• **How to complete this task**:
All lines holding the string "Find" should be copied from the data below.

• **Data section**:
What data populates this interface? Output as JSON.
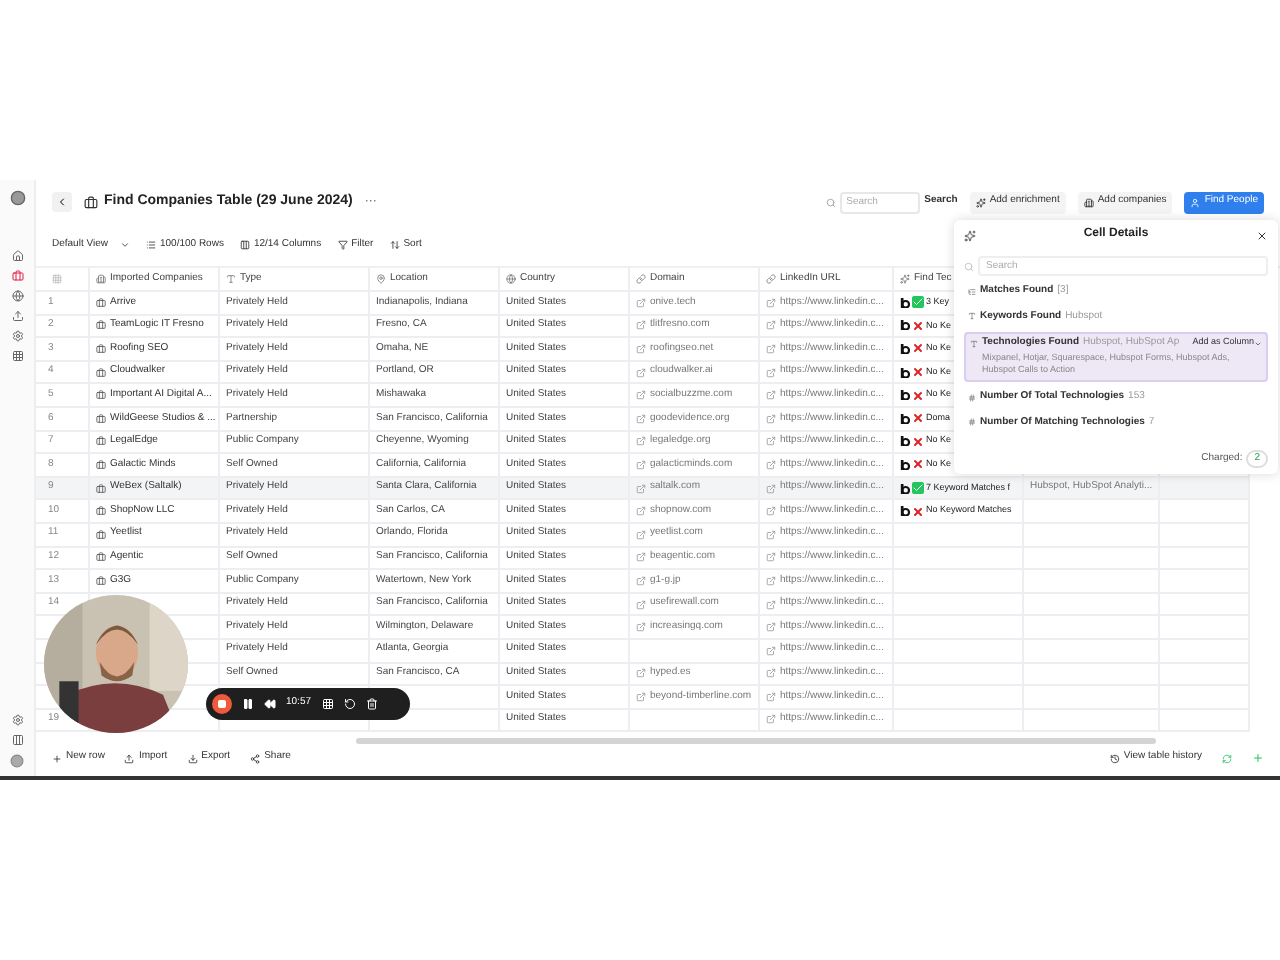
{
  "title": "Find Companies Table (29 June 2024)",
  "title_more": "···",
  "header": {
    "search": {
      "placeholder": "Search",
      "button": "Search"
    },
    "buttons": [
      {
        "label": "Add enrichment",
        "primary": false
      },
      {
        "label": "Add companies",
        "primary": false
      },
      {
        "label": "Find People",
        "primary": true
      }
    ]
  },
  "toolbar": {
    "view": "Default View",
    "rows": "100/100 Rows",
    "columns": "12/14 Columns",
    "filter": "Filter",
    "sort": "Sort"
  },
  "table": {
    "columns": [
      "Imported Companies",
      "Type",
      "Location",
      "Country",
      "Domain",
      "LinkedIn URL",
      "Find Tec"
    ],
    "rows": [
      {
        "n": "1",
        "name": "Arrive",
        "type": "Privately Held",
        "location": "Indianapolis, Indiana",
        "country": "United States",
        "domain": "onive.tech",
        "linkedin": "https://www.linkedin.c...",
        "tech": {
          "kind": "match",
          "text": "3 Key"
        },
        "selected": false
      },
      {
        "n": "2",
        "name": "TeamLogic IT Fresno",
        "type": "Privately Held",
        "location": "Fresno, CA",
        "country": "United States",
        "domain": "tlitfresno.com",
        "linkedin": "https://www.linkedin.c...",
        "tech": {
          "kind": "none",
          "text": "No Ke"
        },
        "selected": false
      },
      {
        "n": "3",
        "name": "Roofing SEO",
        "type": "Privately Held",
        "location": "Omaha, NE",
        "country": "United States",
        "domain": "roofingseo.net",
        "linkedin": "https://www.linkedin.c...",
        "tech": {
          "kind": "none",
          "text": "No Ke"
        },
        "selected": false
      },
      {
        "n": "4",
        "name": "Cloudwalker",
        "type": "Privately Held",
        "location": "Portland, OR",
        "country": "United States",
        "domain": "cloudwalker.ai",
        "linkedin": "https://www.linkedin.c...",
        "tech": {
          "kind": "none",
          "text": "No Ke"
        },
        "selected": false
      },
      {
        "n": "5",
        "name": "Important AI Digital A...",
        "type": "Privately Held",
        "location": "Mishawaka",
        "country": "United States",
        "domain": "socialbuzzme.com",
        "linkedin": "https://www.linkedin.c...",
        "tech": {
          "kind": "none",
          "text": "No Ke"
        },
        "selected": false
      },
      {
        "n": "6",
        "name": "WildGeese Studios & ...",
        "type": "Partnership",
        "location": "San Francisco, California",
        "country": "United States",
        "domain": "goodevidence.org",
        "linkedin": "https://www.linkedin.c...",
        "tech": {
          "kind": "none",
          "text": "Doma"
        },
        "selected": false
      },
      {
        "n": "7",
        "name": "LegalEdge",
        "type": "Public Company",
        "location": "Cheyenne, Wyoming",
        "country": "United States",
        "domain": "legaledge.org",
        "linkedin": "https://www.linkedin.c...",
        "tech": {
          "kind": "none",
          "text": "No Ke"
        },
        "selected": false
      },
      {
        "n": "8",
        "name": "Galactic Minds",
        "type": "Self Owned",
        "location": "California, California",
        "country": "United States",
        "domain": "galacticminds.com",
        "linkedin": "https://www.linkedin.c...",
        "tech": {
          "kind": "none",
          "text": "No Ke"
        },
        "selected": false
      },
      {
        "n": "9",
        "name": "WeBex (Saltalk)",
        "type": "Privately Held",
        "location": "Santa Clara, California",
        "country": "United States",
        "domain": "saltalk.com",
        "linkedin": "https://www.linkedin.c...",
        "tech": {
          "kind": "match",
          "text": "7 Keyword Matches f"
        },
        "extra": "Hubspot, HubSpot Analyti...",
        "selected": true
      },
      {
        "n": "10",
        "name": "ShopNow LLC",
        "type": "Privately Held",
        "location": "San Carlos, CA",
        "country": "United States",
        "domain": "shopnow.com",
        "linkedin": "https://www.linkedin.c...",
        "tech": {
          "kind": "none",
          "text": "No Keyword Matches"
        },
        "selected": false
      },
      {
        "n": "11",
        "name": "Yeetlist",
        "type": "Privately Held",
        "location": "Orlando, Florida",
        "country": "United States",
        "domain": "yeetlist.com",
        "linkedin": "https://www.linkedin.c...",
        "selected": false
      },
      {
        "n": "12",
        "name": "Agentic",
        "type": "Self Owned",
        "location": "San Francisco, California",
        "country": "United States",
        "domain": "beagentic.com",
        "linkedin": "https://www.linkedin.c...",
        "selected": false
      },
      {
        "n": "13",
        "name": "G3G",
        "type": "Public Company",
        "location": "Watertown, New York",
        "country": "United States",
        "domain": "g1-g.jp",
        "linkedin": "https://www.linkedin.c...",
        "selected": false
      },
      {
        "n": "14",
        "type": "Privately Held",
        "location": "San Francisco, California",
        "country": "United States",
        "domain": "usefirewall.com",
        "linkedin": "https://www.linkedin.c...",
        "selected": false
      },
      {
        "type": "Privately Held",
        "location": "Wilmington, Delaware",
        "country": "United States",
        "domain": "increasingq.com",
        "linkedin": "https://www.linkedin.c...",
        "selected": false
      },
      {
        "type": "Privately Held",
        "location": "Atlanta, Georgia",
        "country": "United States",
        "linkedin": "https://www.linkedin.c...",
        "selected": false
      },
      {
        "type": "Self Owned",
        "location": "San Francisco, CA",
        "country": "United States",
        "domain": "hyped.es",
        "linkedin": "https://www.linkedin.c...",
        "selected": false
      },
      {
        "country": "United States",
        "domain": "beyond-timberline.com",
        "linkedin": "https://www.linkedin.c...",
        "selected": false
      },
      {
        "n": "19",
        "country": "United States",
        "linkedin": "https://www.linkedin.c...",
        "selected": false
      }
    ]
  },
  "panel": {
    "title": "Cell Details",
    "search": {
      "placeholder": "Search"
    },
    "items": [
      {
        "kind": "list",
        "label": "Matches Found",
        "value": "[3]",
        "highlighted": false
      },
      {
        "kind": "text",
        "label": "Keywords Found",
        "value": "Hubspot",
        "highlighted": false
      },
      {
        "kind": "text",
        "label": "Technologies Found",
        "value": "Hubspot, HubSpot Ap",
        "action": "Add as Column",
        "more": "Mixpanel, Hotjar, Squarespace, Hubspot Forms, Hubspot Ads, Hubspot Calls to Action",
        "highlighted": true
      },
      {
        "kind": "number",
        "label": "Number Of Total Technologies",
        "value": "153",
        "highlighted": false
      },
      {
        "kind": "number",
        "label": "Number Of Matching Technologies",
        "value": "7",
        "highlighted": false
      }
    ],
    "charged_label": "Charged:",
    "charged": "2"
  },
  "recorder": {
    "time": "10:57"
  },
  "footer": {
    "left": [
      "New row",
      "Import",
      "Export",
      "Share"
    ],
    "history": "View table history"
  }
}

• **Expected answer**:
  "title": "Find Companies Table (29 June 2024)",
        "label": "Find People",
      "Find Tec"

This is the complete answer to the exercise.